Roll Over Image to Zoom ‹ Back to Collection

Component for the AP2 Supersonic Laser Vaporization Cluster-Beam Apparatus

  • Varian
    United States
  • 5.25 in. H x 10 in. diameter
    Stainless steel, ceramic, copper
  • The Richard Smalley Collection
  • 2004.026.007

Description

Discovered in 1985 by the Rice University research team headed by Richard Smalley, Robert Curl, Jr., and Sir Harold Kroto, carbon-60, also known as buckminsterfullerene or a buckyball, is an allotrope of carbon that has a molecular shape similar to a soccer ball or a geodesic dome of futurist architect R. Buckminster Fuller. Extremely stable and capable of conducting electricity, buckyballs opened up a new area of study in fullerenes, which are being explored for their potential in nanotechnology, electronics, optics, and other material-science fields.   

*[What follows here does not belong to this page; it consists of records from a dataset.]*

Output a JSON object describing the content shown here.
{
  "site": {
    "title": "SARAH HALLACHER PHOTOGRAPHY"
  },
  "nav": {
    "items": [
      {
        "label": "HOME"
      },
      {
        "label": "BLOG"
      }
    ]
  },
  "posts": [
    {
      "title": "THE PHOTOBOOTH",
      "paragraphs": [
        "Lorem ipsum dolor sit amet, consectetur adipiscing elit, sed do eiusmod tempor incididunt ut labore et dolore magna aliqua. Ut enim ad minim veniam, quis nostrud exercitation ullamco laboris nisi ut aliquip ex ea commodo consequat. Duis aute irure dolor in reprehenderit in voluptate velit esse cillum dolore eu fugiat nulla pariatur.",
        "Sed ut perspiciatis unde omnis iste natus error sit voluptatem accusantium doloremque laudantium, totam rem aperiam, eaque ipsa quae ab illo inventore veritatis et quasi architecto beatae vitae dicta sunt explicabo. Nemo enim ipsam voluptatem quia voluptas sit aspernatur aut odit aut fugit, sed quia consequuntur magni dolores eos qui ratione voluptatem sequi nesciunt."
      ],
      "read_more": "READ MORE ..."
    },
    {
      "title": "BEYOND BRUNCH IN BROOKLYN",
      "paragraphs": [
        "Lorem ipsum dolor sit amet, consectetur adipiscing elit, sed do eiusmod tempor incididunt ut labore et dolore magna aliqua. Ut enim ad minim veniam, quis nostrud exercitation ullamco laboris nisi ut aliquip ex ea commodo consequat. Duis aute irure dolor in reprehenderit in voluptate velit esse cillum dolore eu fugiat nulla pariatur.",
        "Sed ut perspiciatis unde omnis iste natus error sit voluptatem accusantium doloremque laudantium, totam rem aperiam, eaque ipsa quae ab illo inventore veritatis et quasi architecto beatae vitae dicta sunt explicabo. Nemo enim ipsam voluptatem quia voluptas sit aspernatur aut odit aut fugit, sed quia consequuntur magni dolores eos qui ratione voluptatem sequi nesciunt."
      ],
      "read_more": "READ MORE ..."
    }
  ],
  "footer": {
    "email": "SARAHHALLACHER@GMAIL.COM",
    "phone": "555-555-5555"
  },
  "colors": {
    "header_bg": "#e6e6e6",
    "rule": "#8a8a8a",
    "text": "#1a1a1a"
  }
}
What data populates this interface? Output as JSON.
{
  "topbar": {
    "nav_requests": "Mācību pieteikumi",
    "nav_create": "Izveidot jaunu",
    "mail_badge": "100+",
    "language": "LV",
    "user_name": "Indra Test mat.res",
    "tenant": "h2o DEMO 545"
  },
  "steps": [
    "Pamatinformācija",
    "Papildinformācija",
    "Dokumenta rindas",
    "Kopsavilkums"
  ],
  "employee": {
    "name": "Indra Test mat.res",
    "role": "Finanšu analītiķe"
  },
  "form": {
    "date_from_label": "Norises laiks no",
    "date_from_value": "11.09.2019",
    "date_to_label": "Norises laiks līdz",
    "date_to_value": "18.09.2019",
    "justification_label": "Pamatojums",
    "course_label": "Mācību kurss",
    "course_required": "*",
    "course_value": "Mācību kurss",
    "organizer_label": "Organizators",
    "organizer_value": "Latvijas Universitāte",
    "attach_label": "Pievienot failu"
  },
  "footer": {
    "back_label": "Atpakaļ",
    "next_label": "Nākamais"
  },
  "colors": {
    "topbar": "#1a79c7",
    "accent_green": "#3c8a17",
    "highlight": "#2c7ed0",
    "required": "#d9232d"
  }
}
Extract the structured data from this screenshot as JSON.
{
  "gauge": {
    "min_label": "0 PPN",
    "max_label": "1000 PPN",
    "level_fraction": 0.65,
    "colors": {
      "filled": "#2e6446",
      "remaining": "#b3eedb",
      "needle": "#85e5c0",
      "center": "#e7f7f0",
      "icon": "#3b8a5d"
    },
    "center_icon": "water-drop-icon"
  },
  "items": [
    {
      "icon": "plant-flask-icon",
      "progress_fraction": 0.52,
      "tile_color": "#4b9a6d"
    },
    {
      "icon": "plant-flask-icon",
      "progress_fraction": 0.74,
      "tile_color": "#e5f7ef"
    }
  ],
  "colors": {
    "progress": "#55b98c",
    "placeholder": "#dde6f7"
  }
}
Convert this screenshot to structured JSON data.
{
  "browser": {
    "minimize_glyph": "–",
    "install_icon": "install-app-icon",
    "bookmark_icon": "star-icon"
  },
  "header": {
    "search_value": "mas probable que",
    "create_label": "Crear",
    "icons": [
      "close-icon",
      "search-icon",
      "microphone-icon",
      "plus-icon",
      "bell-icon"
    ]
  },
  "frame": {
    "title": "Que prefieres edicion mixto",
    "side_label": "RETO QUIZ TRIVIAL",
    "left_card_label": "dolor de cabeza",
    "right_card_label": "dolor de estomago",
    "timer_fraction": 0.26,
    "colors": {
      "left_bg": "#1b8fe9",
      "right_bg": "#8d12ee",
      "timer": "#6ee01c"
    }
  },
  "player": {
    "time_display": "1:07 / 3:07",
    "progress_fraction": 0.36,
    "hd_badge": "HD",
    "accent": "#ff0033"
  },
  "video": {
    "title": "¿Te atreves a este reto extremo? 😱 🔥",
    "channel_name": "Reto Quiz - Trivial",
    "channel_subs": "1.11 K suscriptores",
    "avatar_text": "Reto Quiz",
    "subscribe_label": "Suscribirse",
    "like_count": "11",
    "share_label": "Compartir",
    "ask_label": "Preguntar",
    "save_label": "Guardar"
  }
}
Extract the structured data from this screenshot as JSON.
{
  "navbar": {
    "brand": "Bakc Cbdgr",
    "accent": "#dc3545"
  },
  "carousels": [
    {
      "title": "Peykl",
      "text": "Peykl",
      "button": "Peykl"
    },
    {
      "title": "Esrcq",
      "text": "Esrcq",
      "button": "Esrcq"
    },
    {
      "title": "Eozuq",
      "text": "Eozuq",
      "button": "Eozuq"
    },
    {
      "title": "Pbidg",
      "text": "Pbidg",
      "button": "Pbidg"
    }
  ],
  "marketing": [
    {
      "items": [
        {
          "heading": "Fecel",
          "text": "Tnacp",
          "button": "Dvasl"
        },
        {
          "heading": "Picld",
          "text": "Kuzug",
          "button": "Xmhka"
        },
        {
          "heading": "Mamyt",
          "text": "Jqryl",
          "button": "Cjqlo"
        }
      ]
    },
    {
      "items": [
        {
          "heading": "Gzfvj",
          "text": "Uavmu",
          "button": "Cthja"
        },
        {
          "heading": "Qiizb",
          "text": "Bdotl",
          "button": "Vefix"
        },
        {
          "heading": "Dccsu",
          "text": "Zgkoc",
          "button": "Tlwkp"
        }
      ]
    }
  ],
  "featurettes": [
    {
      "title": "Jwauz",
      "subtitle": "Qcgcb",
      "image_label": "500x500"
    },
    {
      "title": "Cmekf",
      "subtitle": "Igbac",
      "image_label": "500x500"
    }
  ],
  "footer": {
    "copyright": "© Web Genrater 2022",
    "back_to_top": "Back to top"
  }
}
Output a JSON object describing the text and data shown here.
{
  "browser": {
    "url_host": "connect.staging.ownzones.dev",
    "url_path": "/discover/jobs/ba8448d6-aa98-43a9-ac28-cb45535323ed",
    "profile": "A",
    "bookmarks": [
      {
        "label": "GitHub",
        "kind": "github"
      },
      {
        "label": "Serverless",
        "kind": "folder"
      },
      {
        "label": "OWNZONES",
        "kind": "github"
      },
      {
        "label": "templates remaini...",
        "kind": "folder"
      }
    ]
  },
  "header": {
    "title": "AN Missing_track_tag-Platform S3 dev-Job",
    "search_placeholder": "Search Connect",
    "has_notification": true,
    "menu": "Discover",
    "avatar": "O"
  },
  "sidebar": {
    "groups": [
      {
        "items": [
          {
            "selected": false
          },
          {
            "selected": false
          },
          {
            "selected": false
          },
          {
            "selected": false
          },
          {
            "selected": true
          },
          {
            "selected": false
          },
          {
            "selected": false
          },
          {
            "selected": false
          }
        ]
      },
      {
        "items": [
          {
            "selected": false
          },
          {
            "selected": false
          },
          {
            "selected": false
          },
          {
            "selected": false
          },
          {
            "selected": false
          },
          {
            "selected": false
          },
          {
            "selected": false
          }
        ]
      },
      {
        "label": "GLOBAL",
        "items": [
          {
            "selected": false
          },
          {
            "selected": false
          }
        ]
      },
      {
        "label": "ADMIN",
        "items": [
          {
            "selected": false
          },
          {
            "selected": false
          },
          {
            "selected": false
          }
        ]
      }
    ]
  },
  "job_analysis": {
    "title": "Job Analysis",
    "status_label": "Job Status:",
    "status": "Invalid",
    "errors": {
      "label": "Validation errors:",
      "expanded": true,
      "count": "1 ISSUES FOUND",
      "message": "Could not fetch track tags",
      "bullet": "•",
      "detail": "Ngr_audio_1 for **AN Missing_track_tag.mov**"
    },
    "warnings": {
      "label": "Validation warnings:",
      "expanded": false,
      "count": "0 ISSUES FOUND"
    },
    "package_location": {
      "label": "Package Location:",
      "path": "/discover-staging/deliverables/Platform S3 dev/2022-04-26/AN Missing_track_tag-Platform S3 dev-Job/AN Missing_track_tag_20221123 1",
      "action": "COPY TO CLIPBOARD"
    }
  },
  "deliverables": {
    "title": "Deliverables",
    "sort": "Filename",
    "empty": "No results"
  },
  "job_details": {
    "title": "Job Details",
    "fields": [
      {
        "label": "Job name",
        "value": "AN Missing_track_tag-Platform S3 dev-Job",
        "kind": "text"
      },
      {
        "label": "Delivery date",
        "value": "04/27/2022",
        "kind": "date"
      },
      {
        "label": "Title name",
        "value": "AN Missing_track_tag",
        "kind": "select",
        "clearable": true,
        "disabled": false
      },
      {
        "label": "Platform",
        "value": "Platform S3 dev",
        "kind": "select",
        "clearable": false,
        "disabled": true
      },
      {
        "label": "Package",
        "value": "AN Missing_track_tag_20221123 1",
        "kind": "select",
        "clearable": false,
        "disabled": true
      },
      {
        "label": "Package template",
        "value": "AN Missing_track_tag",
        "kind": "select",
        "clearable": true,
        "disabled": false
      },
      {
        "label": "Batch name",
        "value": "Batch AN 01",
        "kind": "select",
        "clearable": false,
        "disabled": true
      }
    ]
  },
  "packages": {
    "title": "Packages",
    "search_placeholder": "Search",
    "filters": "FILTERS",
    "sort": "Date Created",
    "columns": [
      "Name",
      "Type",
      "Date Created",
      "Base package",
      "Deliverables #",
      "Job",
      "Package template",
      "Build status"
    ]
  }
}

In the discovery of buckyballs, pulsed laser beams directed at a sample of carbon in the main chamber of the AP2 instrument created a plume of vaporized carbon hotter than the temperature at which some stars are formed. A stream of helium brought about sudden and extreme cooling and the clustering of carbon atoms. A skimmer at the threshold of an adjacent vacuum chamber collected the clusters for analysis by a mass spectrometer.

Smalley, Curl, and Kroto shared the 1996 Nobel Prize in Chemistry for “their discovery of fullerenes.”

Search Our Online Collections

Arnold O. Beckman

CHF’s Beckman Center for the History of Chemistry was started with a generous grant from the Arnold and Mabel Beckman Foundation in 1987.

 

Distillations

Listen to the latest episodes of CHF’s award-winning science podcast.

 

Support CHF

Help us preserve and share the history of chemistry and related sciences. Make a tax-deductible donation online.

Meet the Othmers